Top of DATA SECTION
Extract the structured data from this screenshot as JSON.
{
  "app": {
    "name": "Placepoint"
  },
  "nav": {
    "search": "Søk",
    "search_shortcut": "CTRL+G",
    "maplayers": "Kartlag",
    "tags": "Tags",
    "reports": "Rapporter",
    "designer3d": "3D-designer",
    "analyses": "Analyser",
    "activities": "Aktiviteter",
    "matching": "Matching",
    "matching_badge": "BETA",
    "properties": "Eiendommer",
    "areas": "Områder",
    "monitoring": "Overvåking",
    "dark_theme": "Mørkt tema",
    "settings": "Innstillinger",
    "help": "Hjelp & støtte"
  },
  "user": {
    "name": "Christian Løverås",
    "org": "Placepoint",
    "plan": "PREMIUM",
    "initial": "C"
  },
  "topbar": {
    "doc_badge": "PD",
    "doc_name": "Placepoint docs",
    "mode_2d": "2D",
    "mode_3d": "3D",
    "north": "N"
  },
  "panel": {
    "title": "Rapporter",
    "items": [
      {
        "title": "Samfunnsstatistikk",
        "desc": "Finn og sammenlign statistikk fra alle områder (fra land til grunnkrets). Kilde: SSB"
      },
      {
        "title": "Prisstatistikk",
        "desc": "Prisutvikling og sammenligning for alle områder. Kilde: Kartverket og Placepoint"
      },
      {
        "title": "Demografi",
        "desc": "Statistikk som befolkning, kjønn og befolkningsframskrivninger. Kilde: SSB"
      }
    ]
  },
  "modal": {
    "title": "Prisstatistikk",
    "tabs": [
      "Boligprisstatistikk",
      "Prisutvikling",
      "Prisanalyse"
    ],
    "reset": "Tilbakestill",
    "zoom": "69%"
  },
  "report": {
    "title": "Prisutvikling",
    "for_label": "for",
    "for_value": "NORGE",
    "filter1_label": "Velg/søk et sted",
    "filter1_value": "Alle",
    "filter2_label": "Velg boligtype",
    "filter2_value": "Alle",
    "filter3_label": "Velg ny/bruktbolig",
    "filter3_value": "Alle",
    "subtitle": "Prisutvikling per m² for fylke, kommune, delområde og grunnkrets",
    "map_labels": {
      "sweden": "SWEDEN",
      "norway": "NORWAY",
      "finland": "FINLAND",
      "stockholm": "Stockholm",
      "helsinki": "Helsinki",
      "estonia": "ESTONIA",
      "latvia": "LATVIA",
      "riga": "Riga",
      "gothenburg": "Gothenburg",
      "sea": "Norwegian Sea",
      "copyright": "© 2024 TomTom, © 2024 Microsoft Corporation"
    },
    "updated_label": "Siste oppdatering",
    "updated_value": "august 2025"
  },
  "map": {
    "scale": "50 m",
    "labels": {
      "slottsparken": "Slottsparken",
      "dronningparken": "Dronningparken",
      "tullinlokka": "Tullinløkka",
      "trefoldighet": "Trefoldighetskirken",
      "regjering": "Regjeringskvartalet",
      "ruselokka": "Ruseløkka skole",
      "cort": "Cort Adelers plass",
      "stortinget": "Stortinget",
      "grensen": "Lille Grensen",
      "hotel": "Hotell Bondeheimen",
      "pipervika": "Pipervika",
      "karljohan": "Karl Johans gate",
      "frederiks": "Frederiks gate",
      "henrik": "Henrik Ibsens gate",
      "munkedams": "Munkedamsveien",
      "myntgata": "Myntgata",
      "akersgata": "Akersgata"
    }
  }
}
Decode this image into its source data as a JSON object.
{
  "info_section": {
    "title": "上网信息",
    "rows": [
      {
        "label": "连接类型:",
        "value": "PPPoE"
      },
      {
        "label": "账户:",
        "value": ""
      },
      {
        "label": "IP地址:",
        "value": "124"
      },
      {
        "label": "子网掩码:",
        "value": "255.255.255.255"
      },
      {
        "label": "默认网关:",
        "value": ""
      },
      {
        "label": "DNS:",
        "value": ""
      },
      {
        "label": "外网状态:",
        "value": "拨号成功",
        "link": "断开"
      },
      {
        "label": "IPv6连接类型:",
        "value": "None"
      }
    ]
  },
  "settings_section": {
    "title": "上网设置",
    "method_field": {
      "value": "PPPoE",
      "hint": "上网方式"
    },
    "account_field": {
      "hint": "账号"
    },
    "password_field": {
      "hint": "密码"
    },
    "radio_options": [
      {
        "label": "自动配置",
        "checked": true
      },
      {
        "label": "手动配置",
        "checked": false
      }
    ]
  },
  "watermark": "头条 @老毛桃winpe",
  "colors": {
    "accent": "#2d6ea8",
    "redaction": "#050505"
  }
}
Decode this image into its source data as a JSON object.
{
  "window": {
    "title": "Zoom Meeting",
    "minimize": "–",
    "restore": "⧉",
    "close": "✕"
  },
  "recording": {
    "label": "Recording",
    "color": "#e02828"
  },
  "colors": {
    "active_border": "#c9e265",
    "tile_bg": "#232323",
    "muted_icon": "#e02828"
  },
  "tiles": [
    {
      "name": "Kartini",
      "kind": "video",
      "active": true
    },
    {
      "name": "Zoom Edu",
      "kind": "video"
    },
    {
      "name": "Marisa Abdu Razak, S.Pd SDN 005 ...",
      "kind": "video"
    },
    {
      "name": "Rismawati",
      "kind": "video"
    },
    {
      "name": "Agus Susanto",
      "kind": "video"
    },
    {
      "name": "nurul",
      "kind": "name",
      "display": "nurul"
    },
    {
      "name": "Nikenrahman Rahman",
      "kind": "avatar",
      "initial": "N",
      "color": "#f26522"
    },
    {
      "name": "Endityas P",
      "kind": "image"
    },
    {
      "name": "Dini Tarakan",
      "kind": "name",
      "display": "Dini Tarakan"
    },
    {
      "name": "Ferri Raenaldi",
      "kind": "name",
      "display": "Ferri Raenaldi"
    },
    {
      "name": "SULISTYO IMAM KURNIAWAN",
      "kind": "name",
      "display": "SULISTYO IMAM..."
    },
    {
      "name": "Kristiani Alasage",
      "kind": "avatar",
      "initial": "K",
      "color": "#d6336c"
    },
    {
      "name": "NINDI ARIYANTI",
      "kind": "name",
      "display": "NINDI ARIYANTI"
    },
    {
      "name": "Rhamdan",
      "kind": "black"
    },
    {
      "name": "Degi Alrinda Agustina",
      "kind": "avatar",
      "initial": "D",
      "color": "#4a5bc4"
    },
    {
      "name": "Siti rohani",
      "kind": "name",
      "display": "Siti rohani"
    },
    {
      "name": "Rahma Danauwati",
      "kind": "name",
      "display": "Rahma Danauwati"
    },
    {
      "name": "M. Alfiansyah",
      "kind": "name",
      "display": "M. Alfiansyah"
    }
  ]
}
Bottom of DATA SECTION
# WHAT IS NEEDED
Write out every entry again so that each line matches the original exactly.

# RESPONSE TO THIS EXERCISE
Extract the structured data from this screenshot as JSON.
{
  "app": {
    "name": "Placepoint"
  },
  "nav": {
    "search": "Søk",
    "search_shortcut": "CTRL+G",
    "maplayers": "Kartlag",
    "tags": "Tags",
    "reports": "Rapporter",
    "designer3d": "3D-designer",
    "analyses": "Analyser",
    "activities": "Aktiviteter",
    "matching": "Matching",
    "matching_badge": "BETA",
    "properties": "Eiendommer",
    "areas": "Områder",
    "monitoring": "Overvåking",
    "dark_theme": "Mørkt tema",
    "settings": "Innstillinger",
    "help": "Hjelp & støtte"
  },
  "user": {
    "name": "Christian Løverås",
    "org": "Placepoint",
    "plan": "PREMIUM",
    "initial": "C"
  },
  "topbar": {
    "doc_badge": "PD",
    "doc_name": "Placepoint docs",
    "mode_2d": "2D",
    "mode_3d": "3D",
    "north": "N"
  },
  "panel": {
    "title": "Rapporter",
    "items": [
      {
        "title": "Samfunnsstatistikk",
        "desc": "Finn og sammenlign statistikk fra alle områder (fra land til grunnkrets). Kilde: SSB"
      },
      {
        "title": "Prisstatistikk",
        "desc": "Prisutvikling og sammenligning for alle områder. Kilde: Kartverket og Placepoint"
      },
      {
        "title": "Demografi",
        "desc": "Statistikk som befolkning, kjønn og befolkningsframskrivninger. Kilde: SSB"
      }
    ]
  },
  "modal": {
    "title": "Prisstatistikk",
    "tabs": [
      "Boligprisstatistikk",
      "Prisutvikling",
      "Prisanalyse"
    ],
    "reset": "Tilbakestill",
    "zoom": "69%"
  },
  "report": {
    "title": "Prisutvikling",
    "for_label": "for",
    "for_value": "NORGE",
    "filter1_label": "Velg/søk et sted",
    "filter1_value": "Alle",
    "filter2_label": "Velg boligtype",
    "filter2_value": "Alle",
    "filter3_label": "Velg ny/bruktbolig",
    "filter3_value": "Alle",
    "subtitle": "Prisutvikling per m² for fylke, kommune, delområde og grunnkrets",
    "map_labels": {
      "sweden": "SWEDEN",
      "norway": "NORWAY",
      "finland": "FINLAND",
      "stockholm": "Stockholm",
      "helsinki": "Helsinki",
      "estonia": "ESTONIA",
      "latvia": "LATVIA",
      "riga": "Riga",
      "gothenburg": "Gothenburg",
      "sea": "Norwegian Sea",
      "copyright": "© 2024 TomTom, © 2024 Microsoft Corporation"
    },
    "updated_label": "Siste oppdatering",
    "updated_value": "august 2025"
  },
  "map": {
    "scale": "50 m",
    "labels": {
      "slottsparken": "Slottsparken",
      "dronningparken": "Dronningparken",
      "tullinlokka": "Tullinløkka",
      "trefoldighet": "Trefoldighetskirken",
      "regjering": "Regjeringskvartalet",
      "ruselokka": "Ruseløkka skole",
      "cort": "Cort Adelers plass",
      "stortinget": "Stortinget",
      "grensen": "Lille Grensen",
      "hotel": "Hotell Bondeheimen",
      "pipervika": "Pipervika",
      "karljohan": "Karl Johans gate",
      "frederiks": "Frederiks gate",
      "henrik": "Henrik Ibsens gate",
      "munkedams": "Munkedamsveien",
      "myntgata": "Myntgata",
      "akersgata": "Akersgata"
    }
  }
}
Decode this image into its source data as a JSON object.
{
  "info_section": {
    "title": "上网信息",
    "rows": [
      {
        "label": "连接类型:",
        "value": "PPPoE"
      },
      {
        "label": "账户:",
        "value": ""
      },
      {
        "label": "IP地址:",
        "value": "124"
      },
      {
        "label": "子网掩码:",
        "value": "255.255.255.255"
      },
      {
        "label": "默认网关:",
        "value": ""
      },
      {
        "label": "DNS:",
        "value": ""
      },
      {
        "label": "外网状态:",
        "value": "拨号成功",
        "link": "断开"
      },
      {
        "label": "IPv6连接类型:",
        "value": "None"
      }
    ]
  },
  "settings_section": {
    "title": "上网设置",
    "method_field": {
      "value": "PPPoE",
      "hint": "上网方式"
    },
    "account_field": {
      "hint": "账号"
    },
    "password_field": {
      "hint": "密码"
    },
    "radio_options": [
      {
        "label": "自动配置",
        "checked": true
      },
      {
        "label": "手动配置",
        "checked": false
      }
    ]
  },
  "watermark": "头条 @老毛桃winpe",
  "colors": {
    "accent": "#2d6ea8",
    "redaction": "#050505"
  }
}
Decode this image into its source data as a JSON object.
{
  "window": {
    "title": "Zoom Meeting",
    "minimize": "–",
    "restore": "⧉",
    "close": "✕"
  },
  "recording": {
    "label": "Recording",
    "color": "#e02828"
  },
  "colors": {
    "active_border": "#c9e265",
    "tile_bg": "#232323",
    "muted_icon": "#e02828"
  },
  "tiles": [
    {
      "name": "Kartini",
      "kind": "video",
      "active": true
    },
    {
      "name": "Zoom Edu",
      "kind": "video"
    },
    {
      "name": "Marisa Abdu Razak, S.Pd SDN 005 ...",
      "kind": "video"
    },
    {
      "name": "Rismawati",
      "kind": "video"
    },
    {
      "name": "Agus Susanto",
      "kind": "video"
    },
    {
      "name": "nurul",
      "kind": "name",
      "display": "nurul"
    },
    {
      "name": "Nikenrahman Rahman",
      "kind": "avatar",
      "initial": "N",
      "color": "#f26522"
    },
    {
      "name": "Endityas P",
      "kind": "image"
    },
    {
      "name": "Dini Tarakan",
      "kind": "name",
      "display": "Dini Tarakan"
    },
    {
      "name": "Ferri Raenaldi",
      "kind": "name",
      "display": "Ferri Raenaldi"
    },
    {
      "name": "SULISTYO IMAM KURNIAWAN",
      "kind": "name",
      "display": "SULISTYO IMAM..."
    },
    {
      "name": "Kristiani Alasage",
      "kind": "avatar",
      "initial": "K",
      "color": "#d6336c"
    },
    {
      "name": "NINDI ARIYANTI",
      "kind": "name",
      "display": "NINDI ARIYANTI"
    },
    {
      "name": "Rhamdan",
      "kind": "black"
    },
    {
      "name": "Degi Alrinda Agustina",
      "kind": "avatar",
      "initial": "D",
      "color": "#4a5bc4"
    },
    {
      "name": "Siti rohani",
      "kind": "name",
      "display": "Siti rohani"
    },
    {
      "name": "Rahma Danauwati",
      "kind": "name",
      "display": "Rahma Danauwati"
    },
    {
      "name": "M. Alfiansyah",
      "kind": "name",
      "display": "M. Alfiansyah"
    }
  ]
}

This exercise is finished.